The Freedom to Learn Campaign of Illinois (FTL) calls for clear and fair statewide policies that allow higher ed in prison programs (or college-in-prison programs) to operate free from undue interference or interruption of their students’ academic and intellectual pursuits. FTL endeavors to center the needs and voices of prison instructors, incarcerated students, alumni, and families.
In particular, the Freedom to Learn Campaign advocates for:
Freedom to Pursue Higher Education While in Prison
Practices for higher education in prison vary across Illinois’ prisons. Policies should be put in place to expand access to college programs. All academically eligible students should able to enroll in college, with no bars based upon criteria such as length of sentences, age, or criminal charges.
Freedom from Transfer
Transfers between facilities are common within Illinois, disrupting the academic progress of many people. Other states have a “transfer hold” for those in education programs so they cannot be sent to another prison unless there is a clear and pressing need. This should also be policy in Illinois.
Freedom from Censorship
Uncle Tom’s Cabin and The Narrative of the Life of Frederick Douglass are just two of the dozens of titles that have recently been banned from prison classrooms by the IDOC. Book approval policies should be transparent and fair, with clear procedures. There should be an independent appeals process.
Freedom to Continue Education Upon Release

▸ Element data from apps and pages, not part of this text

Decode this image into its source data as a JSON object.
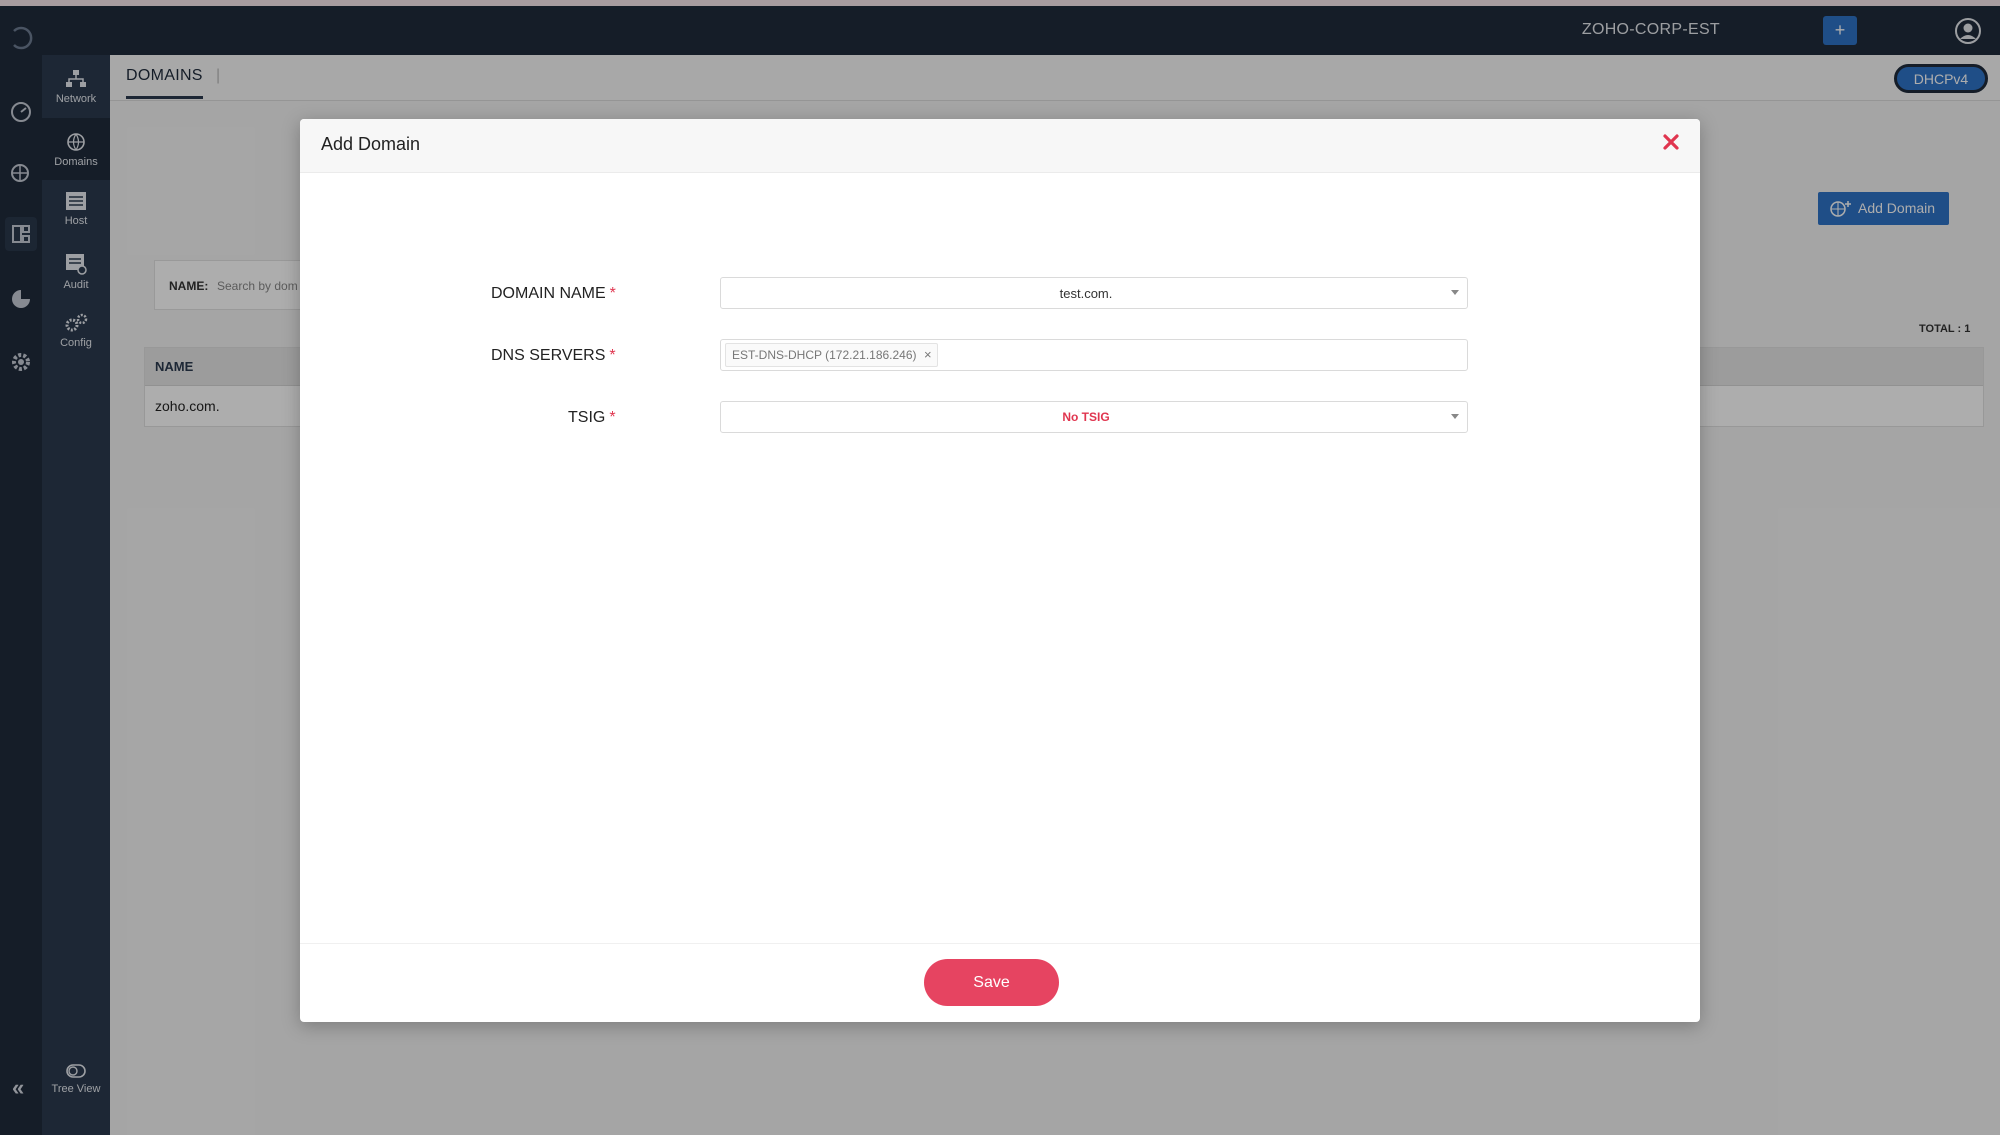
{
  "topbar": {
    "org_name": "ZOHO-CORP-EST",
    "plus_label": "+"
  },
  "subnav": {
    "items": [
      {
        "label": "Network",
        "icon": "network-icon"
      },
      {
        "label": "Domains",
        "icon": "globe-icon"
      },
      {
        "label": "Host",
        "icon": "host-icon"
      },
      {
        "label": "Audit",
        "icon": "audit-icon"
      },
      {
        "label": "Config",
        "icon": "config-icon"
      }
    ],
    "tree_view_label": "Tree View"
  },
  "rail": {
    "collapse_label": "«"
  },
  "tabs": {
    "domains_label": "DOMAINS",
    "separator": "|",
    "protocol_toggle": "DHCPv4"
  },
  "page": {
    "add_domain_label": "Add Domain",
    "filter_label": "NAME:",
    "filter_placeholder": "Search by dom",
    "total_label": "TOTAL : 1",
    "table": {
      "columns": [
        "NAME"
      ],
      "rows": [
        [
          "zoho.com."
        ]
      ]
    }
  },
  "modal": {
    "title": "Add Domain",
    "close_glyph": "✕",
    "fields": {
      "domain_name": {
        "label": "DOMAIN NAME",
        "required": "*",
        "value": "test.com."
      },
      "dns_servers": {
        "label": "DNS SERVERS",
        "required": "*",
        "chips": [
          "EST-DNS-DHCP (172.21.186.246)"
        ],
        "chip_remove": "×"
      },
      "tsig": {
        "label": "TSIG",
        "required": "*",
        "value": "No TSIG"
      }
    },
    "save_label": "Save"
  },
  "colors": {
    "sidebar": "#1f2b3c",
    "subnav": "#2b3a4f",
    "primary": "#2f74c8",
    "accent": "#e64461",
    "required": "#e0354f"
  }
}
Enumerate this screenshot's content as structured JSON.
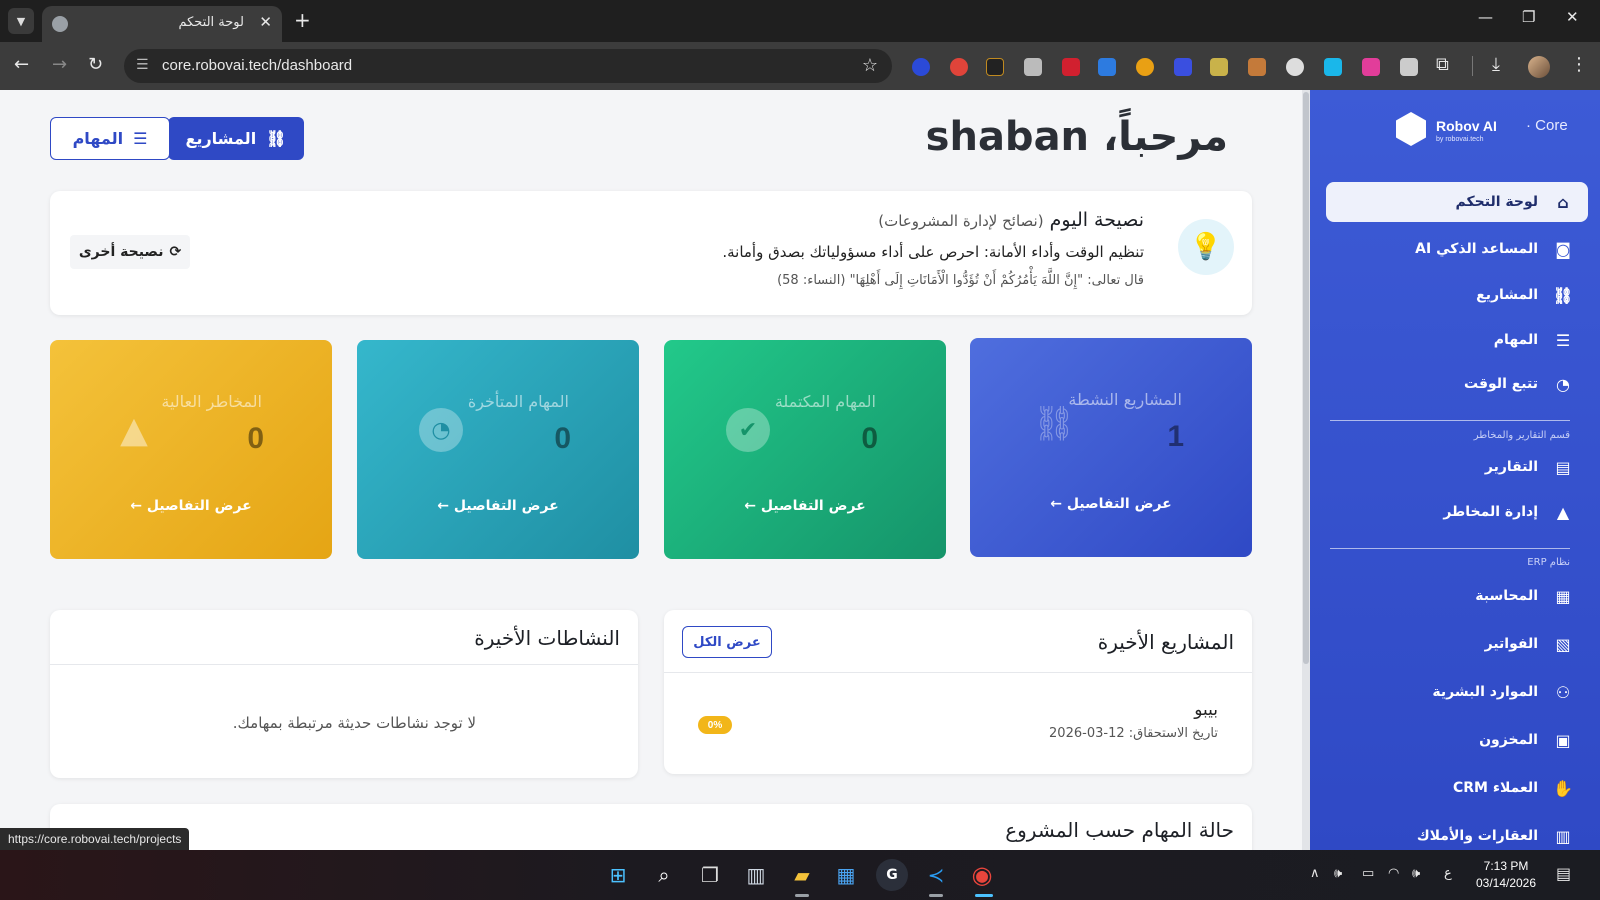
{
  "browser": {
    "tab_title": "لوحة التحكم",
    "url": "core.robovai.tech/dashboard",
    "status_url": "https://core.robovai.tech/projects"
  },
  "sidebar": {
    "brand_name": "Robov AI",
    "brand_product": "· Core",
    "brand_sub": "by robovai.tech",
    "items": [
      {
        "label": "لوحة التحكم",
        "icon": "home-icon"
      },
      {
        "label": "المساعد الذكي AI",
        "icon": "robot-icon"
      },
      {
        "label": "المشاريع",
        "icon": "project-diagram-icon"
      },
      {
        "label": "المهام",
        "icon": "tasks-icon"
      },
      {
        "label": "تتبع الوقت",
        "icon": "clock-icon"
      },
      {
        "label": "التقارير",
        "icon": "chart-icon"
      },
      {
        "label": "إدارة المخاطر",
        "icon": "warning-icon"
      },
      {
        "label": "المحاسبة",
        "icon": "calculator-icon"
      },
      {
        "label": "الفواتير",
        "icon": "invoice-icon"
      },
      {
        "label": "الموارد البشرية",
        "icon": "users-icon"
      },
      {
        "label": "المخزون",
        "icon": "boxes-icon"
      },
      {
        "label": "العملاء CRM",
        "icon": "handshake-icon"
      },
      {
        "label": "العقارات والأملاك",
        "icon": "building-icon"
      }
    ],
    "section_reports": "قسم التقارير والمخاطر",
    "section_erp": "نظام ERP"
  },
  "header": {
    "welcome": "مرحباً، shaban",
    "projects_button": "المشاريع",
    "tasks_button": "المهام"
  },
  "tip": {
    "title": "نصيحة اليوم",
    "category": "(نصائح لإدارة المشروعات)",
    "text": "تنظيم الوقت وأداء الأمانة: احرص على أداء مسؤولياتك بصدق وأمانة.",
    "verse": "قال تعالى: \"إِنَّ اللَّهَ يَأْمُرُكُمْ أَنْ تُؤَدُّوا الْأَمَانَاتِ إِلَى أَهْلِهَا\" (النساء: 58)",
    "another_button": "نصيحة أخرى"
  },
  "stats": [
    {
      "label": "المشاريع النشطة",
      "value": "1",
      "link": "عرض التفاصيل",
      "color": "#2f49c5",
      "icon": "project-diagram-icon"
    },
    {
      "label": "المهام المكتملة",
      "value": "0",
      "link": "عرض التفاصيل",
      "color": "#15946a",
      "icon": "check-circle-icon"
    },
    {
      "label": "المهام المتأخرة",
      "value": "0",
      "link": "عرض التفاصيل",
      "color": "#1f8fa3",
      "icon": "clock-icon"
    },
    {
      "label": "المخاطر العالية",
      "value": "0",
      "link": "عرض التفاصيل",
      "color": "#e5a514",
      "icon": "warning-icon"
    }
  ],
  "recent_projects": {
    "title": "المشاريع الأخيرة",
    "view_all": "عرض الكل",
    "items": [
      {
        "name": "بيبو",
        "due": "تاريخ الاستحقاق: 12-03-2026",
        "progress": "0%"
      }
    ]
  },
  "recent_activities": {
    "title": "النشاطات الأخيرة",
    "empty": "لا توجد نشاطات حديثة مرتبطة بمهامك."
  },
  "task_status": {
    "title": "حالة المهام حسب المشروع"
  },
  "taskbar": {
    "time": "7:13 PM",
    "date": "03/14/2026",
    "lang": "ع"
  }
}
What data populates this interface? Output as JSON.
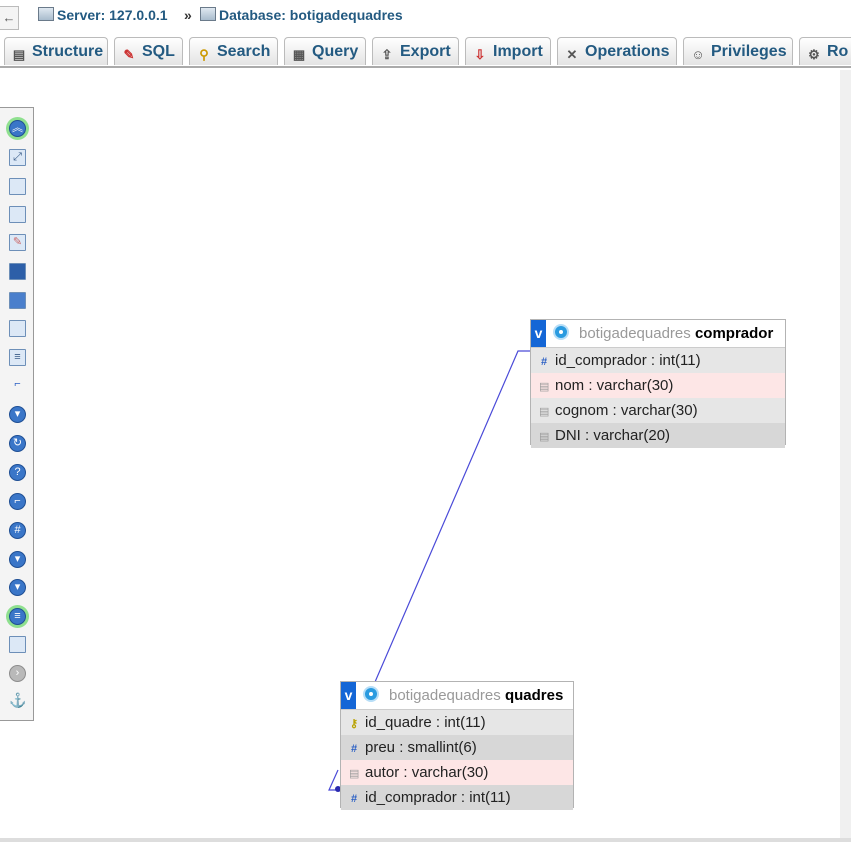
{
  "breadcrumb": {
    "back": "←",
    "server": "Server: 127.0.0.1",
    "separator": "»",
    "database": "Database: botigadequadres"
  },
  "tabs": [
    {
      "label": "Structure",
      "icon": "structure-icon"
    },
    {
      "label": "SQL",
      "icon": "sql-icon"
    },
    {
      "label": "Search",
      "icon": "search-icon"
    },
    {
      "label": "Query",
      "icon": "query-icon"
    },
    {
      "label": "Export",
      "icon": "export-icon"
    },
    {
      "label": "Import",
      "icon": "import-icon"
    },
    {
      "label": "Operations",
      "icon": "operations-icon"
    },
    {
      "label": "Privileges",
      "icon": "privileges-icon"
    },
    {
      "label": "Ro",
      "icon": "routines-icon"
    }
  ],
  "toolbar_icons": [
    "toggle-menu-icon",
    "fullscreen-icon",
    "add-tables-icon",
    "new-page-icon",
    "edit-page-icon",
    "save-icon",
    "save-as-icon",
    "delete-page-icon",
    "view-schema-icon",
    "create-relation-icon",
    "relation-lines-icon",
    "reload-icon",
    "help-icon",
    "angular-links-icon",
    "snap-to-grid-icon",
    "small-big-icon",
    "toggle-all-icon",
    "toggle-fields-icon",
    "export-schema-icon",
    "move-menu-icon",
    "pin-text-icon"
  ],
  "tables": {
    "comprador": {
      "db": "botigadequadres",
      "name": "comprador",
      "toggle": "v",
      "columns": [
        {
          "icon": "hash-icon",
          "text": "id_comprador : int(11)"
        },
        {
          "icon": "text-icon",
          "text": "nom : varchar(30)"
        },
        {
          "icon": "text-icon",
          "text": "cognom : varchar(30)"
        },
        {
          "icon": "text-icon",
          "text": "DNI : varchar(20)"
        }
      ]
    },
    "quadres": {
      "db": "botigadequadres",
      "name": "quadres",
      "toggle": "v",
      "columns": [
        {
          "icon": "key-icon",
          "text": "id_quadre : int(11)"
        },
        {
          "icon": "hash-icon",
          "text": "preu : smallint(6)"
        },
        {
          "icon": "text-icon",
          "text": "autor : varchar(30)"
        },
        {
          "icon": "hash-icon",
          "text": "id_comprador : int(11)"
        }
      ]
    }
  },
  "colors": {
    "link": "#235a81",
    "relation_line": "#4a4ad8",
    "toggle_button": "#1466d6"
  }
}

Many incarcerated students wish to continue their education upon release. Illinois needs policies that support diploma and degree completion, such as: requiring state colleges and universities to designate staff who will be trained to support and respond to the special needs of individuals with criminal records; and allowing formerly incarcerated students to maintain professional contact with the programs they studied with while in prison for assistance with references, letters of recommendation, etc.